* Requirement *
Each record below is to be restated word for word.

═════ Entries shown ═════

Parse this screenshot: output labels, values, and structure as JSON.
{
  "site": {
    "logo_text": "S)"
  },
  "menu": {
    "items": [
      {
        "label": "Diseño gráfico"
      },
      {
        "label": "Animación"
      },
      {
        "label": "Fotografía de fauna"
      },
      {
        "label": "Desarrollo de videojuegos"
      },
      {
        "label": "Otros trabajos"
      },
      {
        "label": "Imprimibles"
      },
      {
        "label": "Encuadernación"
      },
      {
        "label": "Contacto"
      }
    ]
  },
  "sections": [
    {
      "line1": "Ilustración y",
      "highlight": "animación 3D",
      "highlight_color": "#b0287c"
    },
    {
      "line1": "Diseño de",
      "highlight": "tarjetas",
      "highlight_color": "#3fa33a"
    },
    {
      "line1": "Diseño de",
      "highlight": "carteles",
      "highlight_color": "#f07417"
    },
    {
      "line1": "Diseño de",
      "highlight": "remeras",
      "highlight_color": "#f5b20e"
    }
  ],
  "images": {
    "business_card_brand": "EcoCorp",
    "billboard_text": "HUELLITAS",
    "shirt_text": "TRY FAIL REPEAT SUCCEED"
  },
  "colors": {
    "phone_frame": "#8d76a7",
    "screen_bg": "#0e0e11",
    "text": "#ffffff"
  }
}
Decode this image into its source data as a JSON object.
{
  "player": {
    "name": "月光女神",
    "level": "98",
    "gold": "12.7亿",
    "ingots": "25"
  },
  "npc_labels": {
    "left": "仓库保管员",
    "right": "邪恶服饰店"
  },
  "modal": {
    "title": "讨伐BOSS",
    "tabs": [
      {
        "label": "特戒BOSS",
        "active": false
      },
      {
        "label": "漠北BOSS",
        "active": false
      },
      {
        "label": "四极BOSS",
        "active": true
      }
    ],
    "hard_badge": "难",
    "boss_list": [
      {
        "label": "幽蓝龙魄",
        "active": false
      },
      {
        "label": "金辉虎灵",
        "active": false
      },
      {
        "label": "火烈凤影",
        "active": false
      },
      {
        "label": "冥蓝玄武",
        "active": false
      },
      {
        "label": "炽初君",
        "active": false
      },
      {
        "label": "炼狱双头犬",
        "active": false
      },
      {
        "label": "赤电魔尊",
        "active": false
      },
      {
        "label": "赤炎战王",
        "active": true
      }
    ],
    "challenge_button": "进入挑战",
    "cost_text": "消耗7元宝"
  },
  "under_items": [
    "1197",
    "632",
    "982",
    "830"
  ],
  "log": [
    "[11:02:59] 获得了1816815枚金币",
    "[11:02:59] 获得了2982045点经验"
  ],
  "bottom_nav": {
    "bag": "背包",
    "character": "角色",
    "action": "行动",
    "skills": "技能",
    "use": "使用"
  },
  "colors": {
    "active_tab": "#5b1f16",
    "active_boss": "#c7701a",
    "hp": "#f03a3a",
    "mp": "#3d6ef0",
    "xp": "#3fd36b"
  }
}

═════

* Response area *
Parse this screenshot: output labels, values, and structure as JSON.
{
  "site": {
    "logo_text": "S)"
  },
  "menu": {
    "items": [
      {
        "label": "Diseño gráfico"
      },
      {
        "label": "Animación"
      },
      {
        "label": "Fotografía de fauna"
      },
      {
        "label": "Desarrollo de videojuegos"
      },
      {
        "label": "Otros trabajos"
      },
      {
        "label": "Imprimibles"
      },
      {
        "label": "Encuadernación"
      },
      {
        "label": "Contacto"
      }
    ]
  },
  "sections": [
    {
      "line1": "Ilustración y",
      "highlight": "animación 3D",
      "highlight_color": "#b0287c"
    },
    {
      "line1": "Diseño de",
      "highlight": "tarjetas",
      "highlight_color": "#3fa33a"
    },
    {
      "line1": "Diseño de",
      "highlight": "carteles",
      "highlight_color": "#f07417"
    },
    {
      "line1": "Diseño de",
      "highlight": "remeras",
      "highlight_color": "#f5b20e"
    }
  ],
  "images": {
    "business_card_brand": "EcoCorp",
    "billboard_text": "HUELLITAS",
    "shirt_text": "TRY FAIL REPEAT SUCCEED"
  },
  "colors": {
    "phone_frame": "#8d76a7",
    "screen_bg": "#0e0e11",
    "text": "#ffffff"
  }
}
Decode this image into its source data as a JSON object.
{
  "player": {
    "name": "月光女神",
    "level": "98",
    "gold": "12.7亿",
    "ingots": "25"
  },
  "npc_labels": {
    "left": "仓库保管员",
    "right": "邪恶服饰店"
  },
  "modal": {
    "title": "讨伐BOSS",
    "tabs": [
      {
        "label": "特戒BOSS",
        "active": false
      },
      {
        "label": "漠北BOSS",
        "active": false
      },
      {
        "label": "四极BOSS",
        "active": true
      }
    ],
    "hard_badge": "难",
    "boss_list": [
      {
        "label": "幽蓝龙魄",
        "active": false
      },
      {
        "label": "金辉虎灵",
        "active": false
      },
      {
        "label": "火烈凤影",
        "active": false
      },
      {
        "label": "冥蓝玄武",
        "active": false
      },
      {
        "label": "炽初君",
        "active": false
      },
      {
        "label": "炼狱双头犬",
        "active": false
      },
      {
        "label": "赤电魔尊",
        "active": false
      },
      {
        "label": "赤炎战王",
        "active": true
      }
    ],
    "challenge_button": "进入挑战",
    "cost_text": "消耗7元宝"
  },
  "under_items": [
    "1197",
    "632",
    "982",
    "830"
  ],
  "log": [
    "[11:02:59] 获得了1816815枚金币",
    "[11:02:59] 获得了2982045点经验"
  ],
  "bottom_nav": {
    "bag": "背包",
    "character": "角色",
    "action": "行动",
    "skills": "技能",
    "use": "使用"
  },
  "colors": {
    "active_tab": "#5b1f16",
    "active_boss": "#c7701a",
    "hp": "#f03a3a",
    "mp": "#3d6ef0",
    "xp": "#3fd36b"
  }
}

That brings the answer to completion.